The latest national pump price is 15 cents below a year ago, based on the Energy Information Administration's weekly survey of more than 800 service stations. The steep drop in prices reflects a falloff in demand from a slowing economy, plenty of gasoline supplies and cheaper crude oil costs.
The national average price for cleaner-burning reformulated gasoline, sold at about one-third of the stations in cities and smoggier areas, was down 4.9 cents to $1.44 a gallon.
The West Coast, which had the most expensive gasoline in the nation, saw prices fall 3.7 cents a gallon to $1.57. Motorists in the lower Atlantic states continued to have the cheapest fuel. Prices in that region were down 5.6 cents to $1.25 a gallon.
San Francisco maintained its top spot among major cities in fuel costs, although gasoline prices fell 3 cents to $1.77 a gallon. Houston again saw the best bargains, with gasoline at $1.27 a gallon, down 5.6 cents. The report also showed gasoline prices in New York City down 3.6 cents to $1.42; down 13 cents in Chicago to $1.51; and down 6.1 cents in Los Angeles to $1.46.

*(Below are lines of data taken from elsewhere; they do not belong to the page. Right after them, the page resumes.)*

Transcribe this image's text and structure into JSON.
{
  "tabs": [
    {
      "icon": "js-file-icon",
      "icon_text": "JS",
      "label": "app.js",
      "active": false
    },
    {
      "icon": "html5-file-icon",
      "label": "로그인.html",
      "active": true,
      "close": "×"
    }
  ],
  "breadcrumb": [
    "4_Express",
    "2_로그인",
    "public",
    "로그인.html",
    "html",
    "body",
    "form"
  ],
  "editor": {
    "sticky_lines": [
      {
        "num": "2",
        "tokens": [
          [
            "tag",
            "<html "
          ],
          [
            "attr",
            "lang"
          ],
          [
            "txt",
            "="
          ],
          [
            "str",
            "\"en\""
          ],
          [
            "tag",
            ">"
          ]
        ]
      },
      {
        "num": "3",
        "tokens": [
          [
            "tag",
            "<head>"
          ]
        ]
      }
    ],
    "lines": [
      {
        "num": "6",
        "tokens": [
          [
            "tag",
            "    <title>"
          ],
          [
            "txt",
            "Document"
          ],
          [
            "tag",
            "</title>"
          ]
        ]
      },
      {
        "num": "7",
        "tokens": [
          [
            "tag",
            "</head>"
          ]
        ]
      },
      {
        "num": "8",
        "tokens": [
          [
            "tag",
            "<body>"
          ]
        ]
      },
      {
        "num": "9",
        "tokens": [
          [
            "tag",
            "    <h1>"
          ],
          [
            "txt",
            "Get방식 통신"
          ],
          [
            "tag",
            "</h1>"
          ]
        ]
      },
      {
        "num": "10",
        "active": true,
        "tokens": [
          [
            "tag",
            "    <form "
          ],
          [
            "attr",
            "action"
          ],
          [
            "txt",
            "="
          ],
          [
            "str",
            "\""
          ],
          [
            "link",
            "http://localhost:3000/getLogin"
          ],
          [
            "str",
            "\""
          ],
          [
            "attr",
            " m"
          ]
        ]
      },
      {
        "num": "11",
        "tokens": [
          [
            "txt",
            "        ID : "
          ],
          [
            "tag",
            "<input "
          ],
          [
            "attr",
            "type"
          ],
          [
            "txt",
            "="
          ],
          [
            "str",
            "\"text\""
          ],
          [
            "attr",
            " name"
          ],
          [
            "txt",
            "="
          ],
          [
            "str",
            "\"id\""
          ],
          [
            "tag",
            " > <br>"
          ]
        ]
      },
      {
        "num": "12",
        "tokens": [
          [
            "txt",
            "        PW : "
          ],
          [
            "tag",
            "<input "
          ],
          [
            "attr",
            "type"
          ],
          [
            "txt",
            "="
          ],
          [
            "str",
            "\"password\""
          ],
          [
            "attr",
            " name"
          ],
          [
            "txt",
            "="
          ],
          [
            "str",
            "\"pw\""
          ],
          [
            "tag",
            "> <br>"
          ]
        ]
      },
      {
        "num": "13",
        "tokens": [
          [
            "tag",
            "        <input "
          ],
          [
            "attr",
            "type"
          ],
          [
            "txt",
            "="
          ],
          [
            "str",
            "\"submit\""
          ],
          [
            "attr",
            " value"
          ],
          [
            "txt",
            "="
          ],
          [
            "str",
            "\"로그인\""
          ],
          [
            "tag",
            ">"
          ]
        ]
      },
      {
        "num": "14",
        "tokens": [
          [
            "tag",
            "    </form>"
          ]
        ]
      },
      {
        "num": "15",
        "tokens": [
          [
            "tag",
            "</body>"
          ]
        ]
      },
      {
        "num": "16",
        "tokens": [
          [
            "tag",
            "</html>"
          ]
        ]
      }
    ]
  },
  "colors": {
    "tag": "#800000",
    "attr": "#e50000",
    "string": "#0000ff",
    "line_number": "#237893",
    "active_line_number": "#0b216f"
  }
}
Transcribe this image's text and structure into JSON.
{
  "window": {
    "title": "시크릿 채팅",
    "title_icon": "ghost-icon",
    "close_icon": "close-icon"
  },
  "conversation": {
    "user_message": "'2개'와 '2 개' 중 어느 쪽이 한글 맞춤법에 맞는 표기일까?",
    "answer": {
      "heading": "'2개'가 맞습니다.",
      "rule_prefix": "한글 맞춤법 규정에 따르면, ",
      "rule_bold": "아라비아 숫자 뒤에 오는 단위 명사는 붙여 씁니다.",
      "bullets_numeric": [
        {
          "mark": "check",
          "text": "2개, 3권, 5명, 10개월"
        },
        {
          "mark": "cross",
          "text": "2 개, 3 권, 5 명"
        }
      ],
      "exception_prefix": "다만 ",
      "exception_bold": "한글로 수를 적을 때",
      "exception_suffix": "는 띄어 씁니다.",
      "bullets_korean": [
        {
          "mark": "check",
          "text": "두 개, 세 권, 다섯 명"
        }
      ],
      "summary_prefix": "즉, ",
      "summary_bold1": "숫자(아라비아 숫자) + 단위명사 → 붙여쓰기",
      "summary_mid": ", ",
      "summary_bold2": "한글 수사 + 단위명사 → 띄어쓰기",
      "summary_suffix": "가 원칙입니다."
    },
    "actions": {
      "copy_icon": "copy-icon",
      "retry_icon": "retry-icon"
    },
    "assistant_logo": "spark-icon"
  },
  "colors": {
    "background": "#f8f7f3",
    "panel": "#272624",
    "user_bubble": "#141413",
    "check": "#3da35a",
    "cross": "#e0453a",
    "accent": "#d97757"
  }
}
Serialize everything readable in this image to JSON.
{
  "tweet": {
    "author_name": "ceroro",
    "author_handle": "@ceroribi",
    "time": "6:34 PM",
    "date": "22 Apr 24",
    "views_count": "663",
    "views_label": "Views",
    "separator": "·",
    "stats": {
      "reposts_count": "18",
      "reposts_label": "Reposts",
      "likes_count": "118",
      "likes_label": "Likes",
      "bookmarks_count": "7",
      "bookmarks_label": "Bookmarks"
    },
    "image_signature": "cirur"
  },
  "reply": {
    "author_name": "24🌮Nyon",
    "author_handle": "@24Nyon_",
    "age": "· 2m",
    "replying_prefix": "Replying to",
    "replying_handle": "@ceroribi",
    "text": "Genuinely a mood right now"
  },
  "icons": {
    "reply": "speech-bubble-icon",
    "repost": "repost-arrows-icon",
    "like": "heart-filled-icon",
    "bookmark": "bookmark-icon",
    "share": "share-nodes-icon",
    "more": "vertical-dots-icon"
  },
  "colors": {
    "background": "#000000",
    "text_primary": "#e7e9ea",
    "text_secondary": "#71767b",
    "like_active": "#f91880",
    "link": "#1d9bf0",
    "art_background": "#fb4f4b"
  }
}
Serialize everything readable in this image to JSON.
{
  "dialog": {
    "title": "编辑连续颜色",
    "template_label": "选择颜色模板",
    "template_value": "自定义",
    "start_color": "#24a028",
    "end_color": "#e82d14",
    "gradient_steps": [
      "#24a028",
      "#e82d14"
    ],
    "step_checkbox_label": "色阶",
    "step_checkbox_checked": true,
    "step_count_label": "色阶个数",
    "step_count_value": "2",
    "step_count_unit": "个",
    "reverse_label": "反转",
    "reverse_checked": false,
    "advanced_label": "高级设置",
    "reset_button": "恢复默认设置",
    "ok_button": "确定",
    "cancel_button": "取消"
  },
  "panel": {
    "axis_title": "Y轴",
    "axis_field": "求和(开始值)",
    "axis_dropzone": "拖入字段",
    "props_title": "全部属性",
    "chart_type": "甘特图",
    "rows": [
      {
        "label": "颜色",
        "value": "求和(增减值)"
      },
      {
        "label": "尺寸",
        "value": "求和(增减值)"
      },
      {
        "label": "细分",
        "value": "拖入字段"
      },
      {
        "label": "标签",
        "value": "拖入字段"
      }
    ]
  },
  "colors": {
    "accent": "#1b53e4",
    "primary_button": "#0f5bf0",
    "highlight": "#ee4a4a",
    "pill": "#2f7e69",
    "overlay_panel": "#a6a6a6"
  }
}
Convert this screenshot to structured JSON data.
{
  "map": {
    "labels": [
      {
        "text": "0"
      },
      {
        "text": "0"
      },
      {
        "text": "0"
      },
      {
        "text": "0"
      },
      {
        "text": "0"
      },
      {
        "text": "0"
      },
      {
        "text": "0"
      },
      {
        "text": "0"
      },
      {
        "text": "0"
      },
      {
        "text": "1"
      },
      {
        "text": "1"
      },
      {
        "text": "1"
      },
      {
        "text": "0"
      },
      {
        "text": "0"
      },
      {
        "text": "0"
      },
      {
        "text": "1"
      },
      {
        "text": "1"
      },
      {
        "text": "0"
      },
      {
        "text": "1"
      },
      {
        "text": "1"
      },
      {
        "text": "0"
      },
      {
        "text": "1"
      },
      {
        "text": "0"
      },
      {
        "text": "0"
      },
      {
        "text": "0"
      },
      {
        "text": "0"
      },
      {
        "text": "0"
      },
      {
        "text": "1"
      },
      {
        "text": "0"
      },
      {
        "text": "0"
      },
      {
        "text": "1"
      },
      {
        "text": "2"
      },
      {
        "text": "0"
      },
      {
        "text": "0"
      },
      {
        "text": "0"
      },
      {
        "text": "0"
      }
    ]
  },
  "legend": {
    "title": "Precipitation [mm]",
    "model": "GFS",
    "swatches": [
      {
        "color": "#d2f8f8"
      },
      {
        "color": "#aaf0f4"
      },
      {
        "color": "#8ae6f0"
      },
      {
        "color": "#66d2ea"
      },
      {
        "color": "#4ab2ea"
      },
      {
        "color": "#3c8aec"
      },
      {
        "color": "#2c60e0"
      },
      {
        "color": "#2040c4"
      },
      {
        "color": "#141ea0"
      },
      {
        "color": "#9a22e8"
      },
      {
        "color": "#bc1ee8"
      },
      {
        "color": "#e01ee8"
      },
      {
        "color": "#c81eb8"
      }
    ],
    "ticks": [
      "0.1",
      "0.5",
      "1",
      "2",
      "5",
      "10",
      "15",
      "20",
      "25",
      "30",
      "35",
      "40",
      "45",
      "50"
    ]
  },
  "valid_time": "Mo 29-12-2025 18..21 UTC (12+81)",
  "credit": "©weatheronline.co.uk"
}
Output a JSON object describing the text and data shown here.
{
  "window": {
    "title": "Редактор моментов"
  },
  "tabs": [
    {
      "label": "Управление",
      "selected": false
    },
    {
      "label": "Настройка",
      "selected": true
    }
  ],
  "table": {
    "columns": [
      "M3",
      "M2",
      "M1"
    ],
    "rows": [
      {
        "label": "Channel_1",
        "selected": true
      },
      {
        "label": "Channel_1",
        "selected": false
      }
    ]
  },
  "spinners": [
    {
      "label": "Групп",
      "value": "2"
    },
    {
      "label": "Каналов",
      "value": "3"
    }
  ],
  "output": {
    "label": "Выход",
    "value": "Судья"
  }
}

Meanwhile, the nationwide price for diesel fuel fell 1.9 cents to $1.37 a gallon, also down for the third week in a row and 24 cents lower from a year earlier. Truckers in the Rocky Mountain states paid the most for diesel fuel at $1.47 a gallon, which marked a drop of 3 cents. The lower Atlantic states had the cheapest diesel at $1.281 a gallon, down 2.7 cents.